Perry said he creates the storyline, then draws the characters to go with it. Much of his work consists of stories based in the 23rd Century. At that time, Perry said, the planet consists of flying cars and is haunted by a mysterious virus. In a nutshell, society has gone haywire.

“Star Wars stuff,” Perry said.

The hero of the story is a character named Himitshu. The half African-American, half Japanese sword-carrying superhero sports a gigantic afro and sideburns that reach down to his cheeks on both sides. He wears only a belt to carry his sword and pants similar to those worn by martial arts experts.

“He saves the day,” Perry said of his creation.

Perry hopes to do the same thing for the Dallas County basketball team. Midway through the season, Perry has become one of the team’s go-to guys along with guard Rafel Miller and post player Michael Johnson.

“Antonio’s an outstanding kid,” Dallas County coach Bill Porter Jr. said. “He’s done everything we’ve asked of him.”

Even though he has known Perry for the past four years, Porter said he still finds it difficult to know what Perry is thinking.
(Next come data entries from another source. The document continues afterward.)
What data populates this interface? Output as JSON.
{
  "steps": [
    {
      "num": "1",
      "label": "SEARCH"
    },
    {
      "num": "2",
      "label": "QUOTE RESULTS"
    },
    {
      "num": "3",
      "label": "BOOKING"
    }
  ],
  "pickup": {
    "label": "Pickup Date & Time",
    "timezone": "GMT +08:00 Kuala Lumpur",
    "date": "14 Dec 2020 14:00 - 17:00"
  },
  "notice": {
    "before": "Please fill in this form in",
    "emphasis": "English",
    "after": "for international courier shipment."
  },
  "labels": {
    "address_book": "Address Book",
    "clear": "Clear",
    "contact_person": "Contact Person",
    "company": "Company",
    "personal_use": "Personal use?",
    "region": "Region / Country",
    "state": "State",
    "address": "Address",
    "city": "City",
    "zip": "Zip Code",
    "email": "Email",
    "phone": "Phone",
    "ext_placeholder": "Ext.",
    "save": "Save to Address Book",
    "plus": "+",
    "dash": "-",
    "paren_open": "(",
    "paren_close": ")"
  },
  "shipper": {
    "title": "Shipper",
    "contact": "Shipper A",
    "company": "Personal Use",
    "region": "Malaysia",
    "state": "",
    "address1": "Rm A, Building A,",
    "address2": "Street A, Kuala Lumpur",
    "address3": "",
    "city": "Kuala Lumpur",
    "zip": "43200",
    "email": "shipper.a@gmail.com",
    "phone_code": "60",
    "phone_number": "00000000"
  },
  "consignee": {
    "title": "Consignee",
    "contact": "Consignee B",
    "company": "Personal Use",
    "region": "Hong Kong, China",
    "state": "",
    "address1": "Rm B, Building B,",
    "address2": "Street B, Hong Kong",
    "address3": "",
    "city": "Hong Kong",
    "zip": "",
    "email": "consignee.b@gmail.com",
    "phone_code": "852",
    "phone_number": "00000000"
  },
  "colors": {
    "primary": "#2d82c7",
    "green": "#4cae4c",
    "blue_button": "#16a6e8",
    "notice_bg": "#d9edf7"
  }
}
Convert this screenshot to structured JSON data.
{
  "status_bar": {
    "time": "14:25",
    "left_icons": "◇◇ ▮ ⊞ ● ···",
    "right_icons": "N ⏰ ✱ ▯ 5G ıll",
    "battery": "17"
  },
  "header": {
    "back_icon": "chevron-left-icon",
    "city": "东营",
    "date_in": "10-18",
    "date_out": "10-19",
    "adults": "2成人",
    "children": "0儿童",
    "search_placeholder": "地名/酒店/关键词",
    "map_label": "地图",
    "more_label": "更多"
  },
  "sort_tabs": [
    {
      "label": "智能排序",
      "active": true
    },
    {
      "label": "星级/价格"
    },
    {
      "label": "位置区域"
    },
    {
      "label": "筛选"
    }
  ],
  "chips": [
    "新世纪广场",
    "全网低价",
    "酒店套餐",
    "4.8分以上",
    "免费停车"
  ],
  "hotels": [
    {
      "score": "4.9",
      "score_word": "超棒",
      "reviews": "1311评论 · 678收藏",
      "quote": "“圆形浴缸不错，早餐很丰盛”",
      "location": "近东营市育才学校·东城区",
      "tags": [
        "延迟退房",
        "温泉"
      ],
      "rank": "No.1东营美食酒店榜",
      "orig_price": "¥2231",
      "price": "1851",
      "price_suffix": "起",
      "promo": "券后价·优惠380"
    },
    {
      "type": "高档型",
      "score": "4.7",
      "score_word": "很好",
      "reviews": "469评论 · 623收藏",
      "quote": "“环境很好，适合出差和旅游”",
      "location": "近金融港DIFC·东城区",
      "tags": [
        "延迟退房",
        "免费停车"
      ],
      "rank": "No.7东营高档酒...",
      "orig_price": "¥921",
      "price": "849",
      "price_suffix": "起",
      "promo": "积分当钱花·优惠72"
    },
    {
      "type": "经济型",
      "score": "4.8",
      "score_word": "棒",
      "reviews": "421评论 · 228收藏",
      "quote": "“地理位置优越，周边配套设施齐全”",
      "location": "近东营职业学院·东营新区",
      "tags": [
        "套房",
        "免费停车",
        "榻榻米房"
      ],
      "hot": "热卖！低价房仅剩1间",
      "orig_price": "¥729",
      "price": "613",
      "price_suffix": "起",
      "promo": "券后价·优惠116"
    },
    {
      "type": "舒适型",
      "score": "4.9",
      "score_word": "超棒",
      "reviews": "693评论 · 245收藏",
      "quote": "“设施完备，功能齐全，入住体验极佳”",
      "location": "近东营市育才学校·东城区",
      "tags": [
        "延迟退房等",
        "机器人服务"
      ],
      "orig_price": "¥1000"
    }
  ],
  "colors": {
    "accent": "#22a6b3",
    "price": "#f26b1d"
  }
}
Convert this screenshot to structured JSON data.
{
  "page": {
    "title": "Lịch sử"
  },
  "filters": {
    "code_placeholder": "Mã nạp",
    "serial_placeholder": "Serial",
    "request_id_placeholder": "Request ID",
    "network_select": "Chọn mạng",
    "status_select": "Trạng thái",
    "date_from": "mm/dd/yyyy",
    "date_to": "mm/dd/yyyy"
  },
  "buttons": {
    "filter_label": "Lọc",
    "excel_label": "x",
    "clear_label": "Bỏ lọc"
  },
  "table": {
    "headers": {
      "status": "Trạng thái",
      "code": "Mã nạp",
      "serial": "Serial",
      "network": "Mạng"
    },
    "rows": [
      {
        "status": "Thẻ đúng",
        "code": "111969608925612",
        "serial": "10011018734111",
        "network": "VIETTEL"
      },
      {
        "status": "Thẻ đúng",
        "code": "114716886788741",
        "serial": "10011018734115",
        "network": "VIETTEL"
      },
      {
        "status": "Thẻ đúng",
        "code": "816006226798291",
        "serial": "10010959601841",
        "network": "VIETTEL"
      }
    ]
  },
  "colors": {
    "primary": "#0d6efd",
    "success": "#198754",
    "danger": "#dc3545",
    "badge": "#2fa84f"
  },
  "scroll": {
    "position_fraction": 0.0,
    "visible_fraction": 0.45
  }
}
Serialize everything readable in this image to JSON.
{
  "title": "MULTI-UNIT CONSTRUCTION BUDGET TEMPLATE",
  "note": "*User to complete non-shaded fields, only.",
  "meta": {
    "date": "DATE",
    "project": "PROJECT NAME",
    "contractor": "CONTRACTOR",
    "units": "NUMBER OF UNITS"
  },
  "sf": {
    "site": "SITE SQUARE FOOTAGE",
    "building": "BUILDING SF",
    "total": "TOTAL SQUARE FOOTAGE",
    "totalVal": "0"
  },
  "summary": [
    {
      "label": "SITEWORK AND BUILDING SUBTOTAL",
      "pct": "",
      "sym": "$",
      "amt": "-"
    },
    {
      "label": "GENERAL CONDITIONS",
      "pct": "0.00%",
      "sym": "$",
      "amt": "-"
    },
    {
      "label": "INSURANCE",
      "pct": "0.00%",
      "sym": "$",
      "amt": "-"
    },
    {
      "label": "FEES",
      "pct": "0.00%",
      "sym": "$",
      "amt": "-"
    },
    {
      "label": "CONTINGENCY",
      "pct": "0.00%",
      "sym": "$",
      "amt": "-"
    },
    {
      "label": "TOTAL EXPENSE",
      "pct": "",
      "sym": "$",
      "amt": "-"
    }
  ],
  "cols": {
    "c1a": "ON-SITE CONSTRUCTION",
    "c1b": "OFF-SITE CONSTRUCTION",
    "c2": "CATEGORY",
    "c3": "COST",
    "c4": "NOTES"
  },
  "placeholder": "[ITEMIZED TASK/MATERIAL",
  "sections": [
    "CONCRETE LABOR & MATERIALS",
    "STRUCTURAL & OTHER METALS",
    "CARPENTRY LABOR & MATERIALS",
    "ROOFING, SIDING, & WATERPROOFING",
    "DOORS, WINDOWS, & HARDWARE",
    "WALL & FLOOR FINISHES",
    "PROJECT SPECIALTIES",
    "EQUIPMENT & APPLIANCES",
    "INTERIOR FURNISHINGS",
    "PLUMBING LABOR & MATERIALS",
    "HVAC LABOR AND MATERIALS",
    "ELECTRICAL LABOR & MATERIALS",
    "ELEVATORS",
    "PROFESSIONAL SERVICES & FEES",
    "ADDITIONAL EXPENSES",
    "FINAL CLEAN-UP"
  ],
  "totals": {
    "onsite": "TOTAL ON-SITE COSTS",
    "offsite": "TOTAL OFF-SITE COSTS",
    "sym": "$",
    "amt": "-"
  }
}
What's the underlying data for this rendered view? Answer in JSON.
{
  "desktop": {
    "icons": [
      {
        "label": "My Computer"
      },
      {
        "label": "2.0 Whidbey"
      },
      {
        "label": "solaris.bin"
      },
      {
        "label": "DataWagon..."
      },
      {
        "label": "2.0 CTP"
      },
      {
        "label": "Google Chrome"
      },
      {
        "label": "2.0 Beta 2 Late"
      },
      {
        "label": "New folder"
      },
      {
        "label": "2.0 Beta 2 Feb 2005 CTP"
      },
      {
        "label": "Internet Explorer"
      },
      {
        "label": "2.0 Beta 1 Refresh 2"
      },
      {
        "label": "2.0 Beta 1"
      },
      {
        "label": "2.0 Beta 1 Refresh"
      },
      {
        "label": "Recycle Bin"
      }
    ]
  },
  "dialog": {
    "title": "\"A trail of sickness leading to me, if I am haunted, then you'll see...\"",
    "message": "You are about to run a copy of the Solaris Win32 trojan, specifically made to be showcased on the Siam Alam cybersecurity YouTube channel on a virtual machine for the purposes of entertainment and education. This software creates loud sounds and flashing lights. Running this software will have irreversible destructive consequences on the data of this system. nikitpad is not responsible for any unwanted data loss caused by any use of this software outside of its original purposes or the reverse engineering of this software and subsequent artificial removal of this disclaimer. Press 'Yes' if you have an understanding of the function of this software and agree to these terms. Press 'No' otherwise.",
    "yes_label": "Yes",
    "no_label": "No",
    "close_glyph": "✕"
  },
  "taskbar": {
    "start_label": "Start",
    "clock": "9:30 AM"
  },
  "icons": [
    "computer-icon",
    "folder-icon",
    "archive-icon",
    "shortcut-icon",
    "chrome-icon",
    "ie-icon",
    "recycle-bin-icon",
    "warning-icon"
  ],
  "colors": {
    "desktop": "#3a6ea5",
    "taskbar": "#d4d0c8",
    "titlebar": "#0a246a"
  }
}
Porter said Perry hardly ever tells anyone what is on his mind and his facial expressions are the only way to know. Porter referred to Perry’s personality as silent aggression.

“He gets mad at himself and nobody else when he’s on the floor,” Porter said.

Perry said he wants to continue creating characters and stories in his drawings. He currently has completed four 30-page storybooks and wants to add to his collection.

“I’ve thought about having them published,” he said. “My mom wants me to go to college and study art.”

Perry also has been contacted by a handful of junior colleges interested in having him play basketball for them, including Alabama Southern and Shelton State. Perry, whose mother played basketball for Dallas County and father played for Selma, has considered taking his game to the next level. Then he will be the creator of his own one-of-a-kind story.